Her choice of India is again dictated by a post-divorce experience: she attends a talk by her (then) boyfriend’s spiritual teacher in New York, and upon hearing this “radiantly beautiful Indian woman” speak, Gilbert gets “chill bumps over [her] whole body, even across the skin of [her] face.” Believing she’s at last found her guide to spirituality, she resolves to visit the teacher’s ashram near Mumbai.
Four months spent in meditation and yoga should enable Gilbert to achieve a higher state of consciousness that ultimately results in a state of divine bliss; i.e., an experience of God. With its quiet environment and lack of distractions, the ashram is the ideal spot to devote oneself to such an attempt. But meditation requires a calm mind, and Gilbert’s mind, instead of resting in stillness, is, as she ruefully confesses, either “(1) bored, (2) angry (3) depressed (4) anxious or (5) all of the above.”
This section of the memoir describes meditation techniques in some detail. Not a problem in itself, but Liz Gilbert is the life and soul of this party, the host who makes us drop our inhibitions and enjoy ourselves, and when she’s not around, the party sags. Thus, when she devotes three pages to explaining the concept of kundalini shakti (divine energy) in different religions, or tells us in detail about “man’s inherently flawed state,” it falls flat, since she’s not animating the pages with her active participation.

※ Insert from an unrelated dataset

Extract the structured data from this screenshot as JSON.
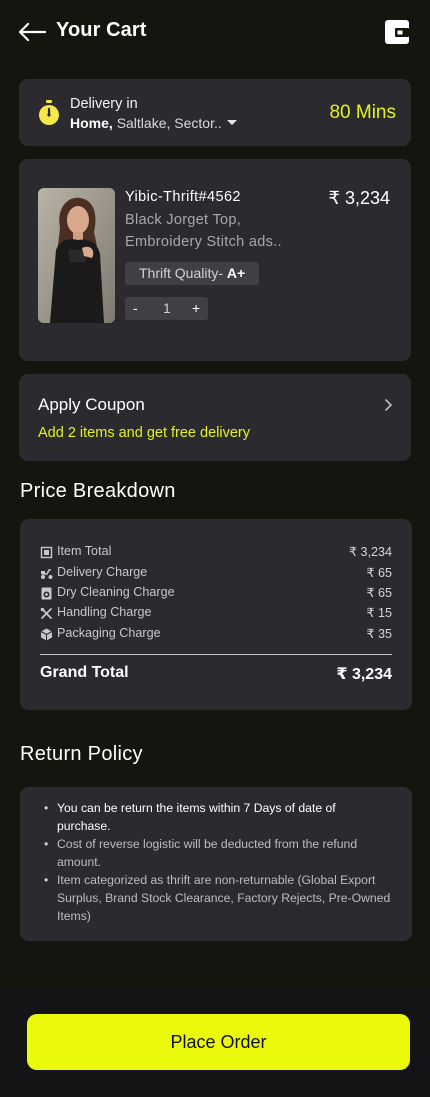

Perhaps aware of the esotericism of some of her material, Gilbert’s prose is determinedly reader-friendly-sometimes to the point of cuteness. Describing the moment of her union with God, she writes “… I entered the void…. The void was God, which means that I was inside God. But not in a gross, physical way-not like I was Liz Gilbert stuck inside a chunk of God’s thigh muscle.” Such false notes, however, are rare; Gilbert’s path to enlightenment is mostly paved with pitch-perfect prose.
Having pampered her body and calmed her mind, Gilbert must now find a balance between pleasure and devotion. She therefore flies to Bali to spend four months with a medicine man she’d met some years ago, who had remarked then on the lack of equilibrium in her life. Although the stakes are low in this leg of her trip (Gilbert has found God and happiness-enough for most humans), the reader is still eager to come along for the ride-testament as much to Gilbert’s likeable persona as to her compulsively readable writing.
The Balinese, she explains, are the “global masters of balance, the people for whom the maintenance of perfect equilibrium is an art, a science and a religion.” Such equilibrium is achieved by a deep understanding of the external universe, so as to locate one’s position in the cosmos. The latter is calibrated in terms of a person’s relationships-with God, with spouse, family, and friends, and with the environment.
Gilbert sets about exploring her external universe-the town of Ubud-with gusto. In the process, she is revealed as the ideal traveler. Curious yet respectful about cultural practices new to her, the open-minded Gilbert makes friends wherever she goes. Without glossing over the island’s troubles (including its violent past, and the recent terrorist attacks), she succeeds in portraying Bali as a destination that nourishes both body and soul. After reading her descriptions of the local landscape and society, few will not long to book a one-way ticket to Denpasar.
Suffice it to say that in Bali, Gilbert finds everything she’s looking for-and then some. Love, happiness, peace, and harmony are all hers-and who would begrudge her such fulfillment? This writer’s generosity of spirit is equaled only by her actions; we cannot help but wish her well. Eat, Pray, Love charms, even as it beckons us to adventure.
(This review appeared in The Barcelona Review in 2006.)